═══ Records for the exercise ═══

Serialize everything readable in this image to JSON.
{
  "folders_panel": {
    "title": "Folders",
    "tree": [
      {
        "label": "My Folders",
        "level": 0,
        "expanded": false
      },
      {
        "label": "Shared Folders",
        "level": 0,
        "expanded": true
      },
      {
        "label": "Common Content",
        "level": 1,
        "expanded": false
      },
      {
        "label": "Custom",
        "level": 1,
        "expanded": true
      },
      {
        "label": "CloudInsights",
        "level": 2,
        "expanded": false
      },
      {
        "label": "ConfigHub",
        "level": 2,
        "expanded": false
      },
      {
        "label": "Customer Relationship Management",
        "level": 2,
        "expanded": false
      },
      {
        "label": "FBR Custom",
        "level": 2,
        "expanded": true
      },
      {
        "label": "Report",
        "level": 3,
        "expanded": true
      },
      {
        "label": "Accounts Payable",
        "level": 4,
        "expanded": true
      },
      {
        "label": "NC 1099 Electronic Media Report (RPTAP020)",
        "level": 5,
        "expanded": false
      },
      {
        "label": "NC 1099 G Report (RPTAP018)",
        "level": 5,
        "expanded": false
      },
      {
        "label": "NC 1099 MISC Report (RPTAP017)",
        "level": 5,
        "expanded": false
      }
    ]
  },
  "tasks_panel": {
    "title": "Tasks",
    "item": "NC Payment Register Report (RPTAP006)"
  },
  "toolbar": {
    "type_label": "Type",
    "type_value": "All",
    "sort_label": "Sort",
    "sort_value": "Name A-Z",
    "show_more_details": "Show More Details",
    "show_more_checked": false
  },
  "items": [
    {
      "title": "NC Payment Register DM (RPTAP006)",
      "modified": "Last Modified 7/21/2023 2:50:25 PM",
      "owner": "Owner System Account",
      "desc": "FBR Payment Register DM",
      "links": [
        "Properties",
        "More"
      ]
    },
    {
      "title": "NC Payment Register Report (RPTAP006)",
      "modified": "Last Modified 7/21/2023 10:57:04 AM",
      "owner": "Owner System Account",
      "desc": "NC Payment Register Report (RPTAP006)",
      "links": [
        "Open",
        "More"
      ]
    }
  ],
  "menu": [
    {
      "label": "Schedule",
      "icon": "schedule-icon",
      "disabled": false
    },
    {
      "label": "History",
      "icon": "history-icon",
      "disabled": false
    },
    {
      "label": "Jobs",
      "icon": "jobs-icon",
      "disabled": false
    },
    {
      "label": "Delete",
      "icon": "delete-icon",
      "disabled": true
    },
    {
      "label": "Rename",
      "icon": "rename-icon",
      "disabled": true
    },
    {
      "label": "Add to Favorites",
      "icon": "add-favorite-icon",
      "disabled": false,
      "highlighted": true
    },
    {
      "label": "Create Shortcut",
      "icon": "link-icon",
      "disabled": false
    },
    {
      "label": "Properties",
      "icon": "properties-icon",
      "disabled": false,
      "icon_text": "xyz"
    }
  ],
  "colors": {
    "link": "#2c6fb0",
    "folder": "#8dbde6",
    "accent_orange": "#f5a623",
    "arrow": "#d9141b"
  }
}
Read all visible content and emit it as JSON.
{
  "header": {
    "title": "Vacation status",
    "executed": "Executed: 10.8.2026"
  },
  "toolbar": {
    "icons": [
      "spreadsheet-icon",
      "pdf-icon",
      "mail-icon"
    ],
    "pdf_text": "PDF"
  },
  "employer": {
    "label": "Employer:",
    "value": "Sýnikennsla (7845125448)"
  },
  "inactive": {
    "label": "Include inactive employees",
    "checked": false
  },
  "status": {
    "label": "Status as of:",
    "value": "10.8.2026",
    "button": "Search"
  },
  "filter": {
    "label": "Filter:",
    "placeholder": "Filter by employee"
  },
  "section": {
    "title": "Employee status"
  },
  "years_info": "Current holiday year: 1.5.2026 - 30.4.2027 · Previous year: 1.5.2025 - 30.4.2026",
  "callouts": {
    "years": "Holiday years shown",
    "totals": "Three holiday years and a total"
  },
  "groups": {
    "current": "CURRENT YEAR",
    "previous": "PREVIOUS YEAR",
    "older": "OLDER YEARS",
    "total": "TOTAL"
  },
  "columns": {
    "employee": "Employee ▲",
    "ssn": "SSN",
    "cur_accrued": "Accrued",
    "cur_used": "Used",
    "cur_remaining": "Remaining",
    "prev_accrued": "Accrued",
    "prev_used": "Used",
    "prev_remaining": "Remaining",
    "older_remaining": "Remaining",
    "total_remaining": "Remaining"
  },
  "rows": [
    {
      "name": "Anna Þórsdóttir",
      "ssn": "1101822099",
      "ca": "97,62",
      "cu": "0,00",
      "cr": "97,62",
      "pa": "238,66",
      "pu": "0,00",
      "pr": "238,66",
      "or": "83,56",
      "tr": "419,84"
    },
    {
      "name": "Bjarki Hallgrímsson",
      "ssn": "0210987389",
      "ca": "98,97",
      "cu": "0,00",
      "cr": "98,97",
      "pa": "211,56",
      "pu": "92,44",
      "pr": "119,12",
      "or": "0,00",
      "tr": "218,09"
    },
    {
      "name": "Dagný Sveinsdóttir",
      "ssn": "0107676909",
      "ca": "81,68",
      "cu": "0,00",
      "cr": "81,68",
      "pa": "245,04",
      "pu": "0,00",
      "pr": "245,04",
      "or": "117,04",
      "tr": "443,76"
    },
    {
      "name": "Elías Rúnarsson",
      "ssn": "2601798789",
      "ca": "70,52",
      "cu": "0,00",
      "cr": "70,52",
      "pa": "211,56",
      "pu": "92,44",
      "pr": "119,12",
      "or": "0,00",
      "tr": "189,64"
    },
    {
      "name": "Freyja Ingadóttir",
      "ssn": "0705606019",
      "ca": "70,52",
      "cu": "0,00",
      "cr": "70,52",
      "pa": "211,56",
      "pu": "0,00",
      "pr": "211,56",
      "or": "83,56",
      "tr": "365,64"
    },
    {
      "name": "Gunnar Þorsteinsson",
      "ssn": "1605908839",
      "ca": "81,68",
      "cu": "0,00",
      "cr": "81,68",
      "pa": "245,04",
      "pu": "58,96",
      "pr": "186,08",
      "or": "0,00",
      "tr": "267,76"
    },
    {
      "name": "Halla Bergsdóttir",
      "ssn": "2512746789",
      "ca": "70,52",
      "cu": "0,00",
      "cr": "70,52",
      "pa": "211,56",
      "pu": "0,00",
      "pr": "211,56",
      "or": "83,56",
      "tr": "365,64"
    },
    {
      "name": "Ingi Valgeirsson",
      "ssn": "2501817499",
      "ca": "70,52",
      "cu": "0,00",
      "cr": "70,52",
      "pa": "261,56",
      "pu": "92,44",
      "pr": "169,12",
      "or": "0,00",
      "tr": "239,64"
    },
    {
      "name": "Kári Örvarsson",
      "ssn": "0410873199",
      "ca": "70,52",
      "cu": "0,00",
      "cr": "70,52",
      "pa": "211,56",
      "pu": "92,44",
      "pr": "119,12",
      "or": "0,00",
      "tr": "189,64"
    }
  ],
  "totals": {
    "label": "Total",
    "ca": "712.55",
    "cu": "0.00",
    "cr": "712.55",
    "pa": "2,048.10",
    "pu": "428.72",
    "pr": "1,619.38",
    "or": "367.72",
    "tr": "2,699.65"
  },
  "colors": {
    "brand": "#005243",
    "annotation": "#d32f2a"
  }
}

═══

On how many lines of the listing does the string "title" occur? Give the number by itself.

6